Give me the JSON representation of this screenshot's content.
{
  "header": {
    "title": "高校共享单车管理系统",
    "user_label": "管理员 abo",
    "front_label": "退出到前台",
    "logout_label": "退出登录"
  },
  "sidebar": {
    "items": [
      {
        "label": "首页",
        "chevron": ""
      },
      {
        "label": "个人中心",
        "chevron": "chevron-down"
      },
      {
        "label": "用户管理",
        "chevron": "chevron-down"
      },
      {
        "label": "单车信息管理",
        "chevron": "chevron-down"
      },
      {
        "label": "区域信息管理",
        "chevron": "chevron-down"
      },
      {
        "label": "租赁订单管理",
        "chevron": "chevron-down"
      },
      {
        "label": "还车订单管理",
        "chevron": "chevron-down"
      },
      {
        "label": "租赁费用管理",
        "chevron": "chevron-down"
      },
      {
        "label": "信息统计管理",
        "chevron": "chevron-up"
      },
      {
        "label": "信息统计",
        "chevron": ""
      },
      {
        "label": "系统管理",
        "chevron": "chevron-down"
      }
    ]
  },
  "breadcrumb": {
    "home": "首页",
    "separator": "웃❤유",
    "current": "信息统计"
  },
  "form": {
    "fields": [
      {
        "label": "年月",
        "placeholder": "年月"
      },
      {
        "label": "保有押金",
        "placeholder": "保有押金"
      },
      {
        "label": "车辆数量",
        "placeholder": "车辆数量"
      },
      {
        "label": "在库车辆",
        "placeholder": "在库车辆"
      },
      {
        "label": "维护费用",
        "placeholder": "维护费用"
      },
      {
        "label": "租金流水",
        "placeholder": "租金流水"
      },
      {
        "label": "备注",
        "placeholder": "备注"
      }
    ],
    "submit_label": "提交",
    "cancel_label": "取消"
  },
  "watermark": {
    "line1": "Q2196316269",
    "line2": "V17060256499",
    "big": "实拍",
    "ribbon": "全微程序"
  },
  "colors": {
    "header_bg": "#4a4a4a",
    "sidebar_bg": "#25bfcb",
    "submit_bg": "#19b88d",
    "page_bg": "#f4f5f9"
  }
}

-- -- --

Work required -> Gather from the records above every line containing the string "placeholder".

Exercise solution ->
        "placeholder": "年月"
        "placeholder": "保有押金"
        "placeholder": "车辆数量"
        "placeholder": "在库车辆"
        "placeholder": "维护费用"
        "placeholder": "租金流水"
        "placeholder": "备注"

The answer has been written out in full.